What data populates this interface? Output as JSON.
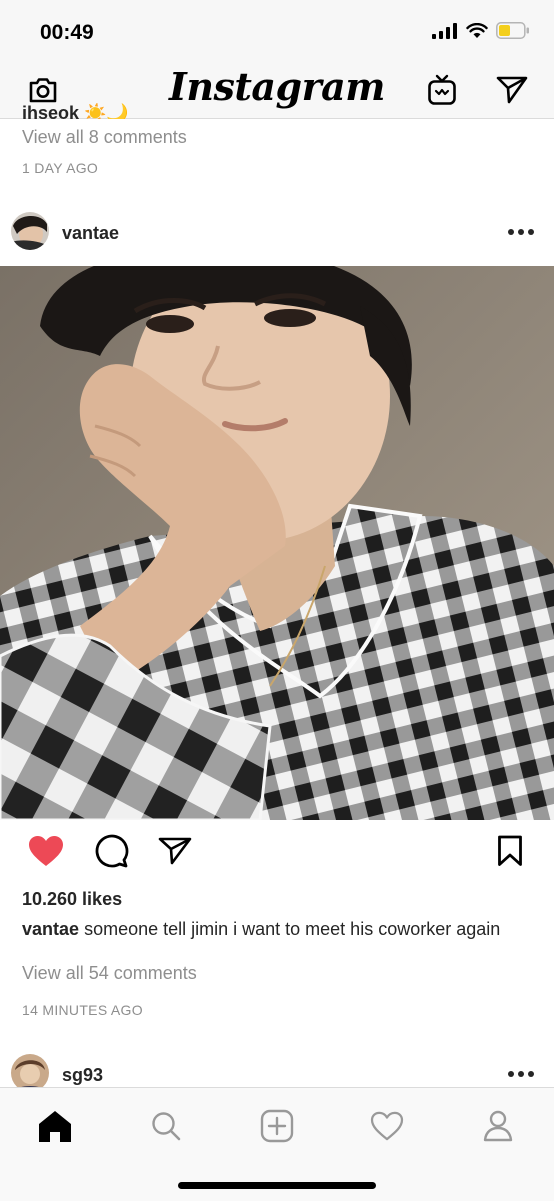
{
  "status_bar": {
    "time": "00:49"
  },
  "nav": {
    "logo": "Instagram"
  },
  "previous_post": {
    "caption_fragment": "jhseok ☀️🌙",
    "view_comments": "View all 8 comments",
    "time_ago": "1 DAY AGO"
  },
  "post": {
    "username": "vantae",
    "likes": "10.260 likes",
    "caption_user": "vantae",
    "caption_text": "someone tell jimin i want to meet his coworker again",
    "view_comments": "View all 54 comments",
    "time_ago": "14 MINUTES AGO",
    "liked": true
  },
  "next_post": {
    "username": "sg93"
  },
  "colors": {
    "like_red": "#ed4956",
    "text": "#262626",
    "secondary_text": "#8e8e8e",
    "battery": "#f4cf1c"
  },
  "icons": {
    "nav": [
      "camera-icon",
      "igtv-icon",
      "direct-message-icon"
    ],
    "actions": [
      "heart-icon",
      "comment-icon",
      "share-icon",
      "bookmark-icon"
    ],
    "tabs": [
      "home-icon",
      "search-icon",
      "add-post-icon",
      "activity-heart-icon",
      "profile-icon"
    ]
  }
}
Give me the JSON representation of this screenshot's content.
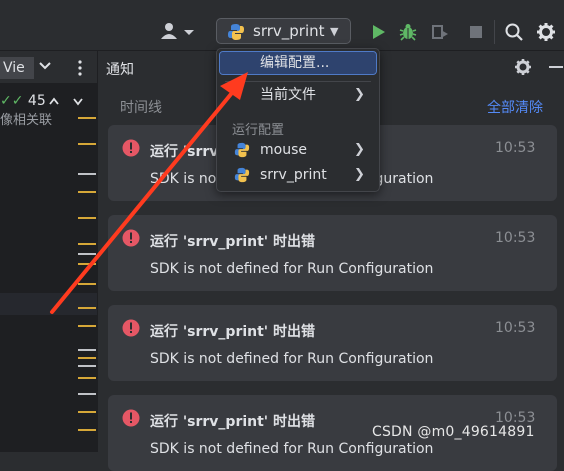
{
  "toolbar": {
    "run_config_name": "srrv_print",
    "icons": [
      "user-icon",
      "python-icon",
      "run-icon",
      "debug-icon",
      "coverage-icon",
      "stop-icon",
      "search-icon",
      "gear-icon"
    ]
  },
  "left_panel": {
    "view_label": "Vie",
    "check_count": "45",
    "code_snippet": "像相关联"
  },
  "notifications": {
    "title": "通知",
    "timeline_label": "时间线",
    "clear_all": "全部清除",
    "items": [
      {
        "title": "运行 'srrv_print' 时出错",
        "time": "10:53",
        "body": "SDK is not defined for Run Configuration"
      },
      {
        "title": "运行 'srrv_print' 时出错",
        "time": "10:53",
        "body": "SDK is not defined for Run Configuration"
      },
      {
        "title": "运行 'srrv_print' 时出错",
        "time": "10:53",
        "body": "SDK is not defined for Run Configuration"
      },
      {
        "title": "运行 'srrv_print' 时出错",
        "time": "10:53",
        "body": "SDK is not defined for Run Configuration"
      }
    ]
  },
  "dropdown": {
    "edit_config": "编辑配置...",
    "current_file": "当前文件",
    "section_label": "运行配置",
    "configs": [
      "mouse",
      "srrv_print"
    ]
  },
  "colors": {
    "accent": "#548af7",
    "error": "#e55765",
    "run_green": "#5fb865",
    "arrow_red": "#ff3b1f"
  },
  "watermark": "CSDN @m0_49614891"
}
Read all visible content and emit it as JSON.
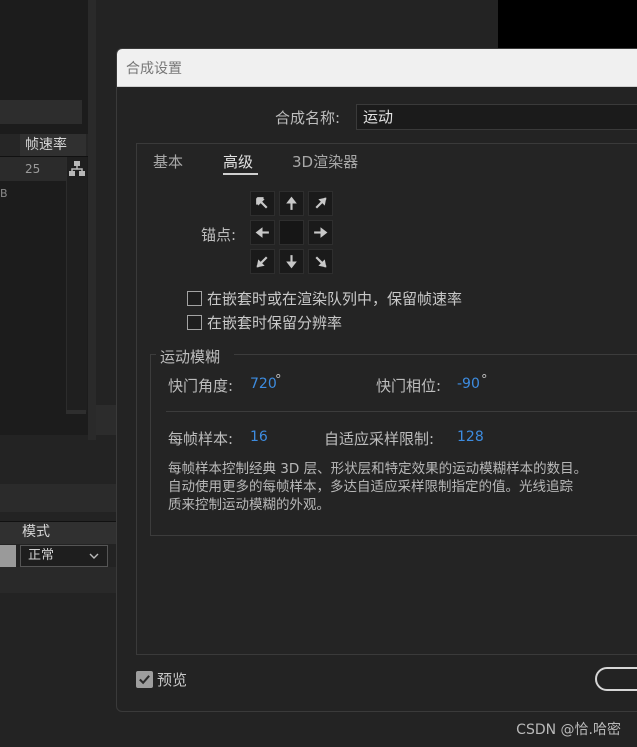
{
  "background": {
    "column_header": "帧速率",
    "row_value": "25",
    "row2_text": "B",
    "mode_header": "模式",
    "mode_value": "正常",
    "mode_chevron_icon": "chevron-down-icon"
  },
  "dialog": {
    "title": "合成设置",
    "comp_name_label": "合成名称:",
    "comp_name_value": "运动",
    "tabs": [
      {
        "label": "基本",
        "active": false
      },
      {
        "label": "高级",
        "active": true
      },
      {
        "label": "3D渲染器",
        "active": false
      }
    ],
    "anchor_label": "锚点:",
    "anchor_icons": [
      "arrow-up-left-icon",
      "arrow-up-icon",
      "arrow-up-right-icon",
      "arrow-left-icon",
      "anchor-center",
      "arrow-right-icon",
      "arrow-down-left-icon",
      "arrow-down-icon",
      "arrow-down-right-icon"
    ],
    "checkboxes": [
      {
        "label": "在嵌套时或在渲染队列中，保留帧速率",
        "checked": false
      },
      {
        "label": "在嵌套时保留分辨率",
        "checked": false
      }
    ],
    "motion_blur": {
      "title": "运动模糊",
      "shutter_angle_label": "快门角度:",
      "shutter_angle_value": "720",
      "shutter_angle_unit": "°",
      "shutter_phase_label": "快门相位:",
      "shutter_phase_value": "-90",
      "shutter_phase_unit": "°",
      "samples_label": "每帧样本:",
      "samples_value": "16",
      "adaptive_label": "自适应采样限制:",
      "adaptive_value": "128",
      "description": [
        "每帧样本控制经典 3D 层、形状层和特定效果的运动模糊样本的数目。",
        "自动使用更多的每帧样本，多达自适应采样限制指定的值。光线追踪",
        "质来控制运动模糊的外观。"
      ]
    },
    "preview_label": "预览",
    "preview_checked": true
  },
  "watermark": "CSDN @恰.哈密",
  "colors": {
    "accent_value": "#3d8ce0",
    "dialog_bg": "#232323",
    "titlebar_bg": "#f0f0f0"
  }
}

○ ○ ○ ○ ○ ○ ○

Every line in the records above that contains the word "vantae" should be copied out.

Result of the task:
    "username": "vantae",
    "caption_user": "vantae",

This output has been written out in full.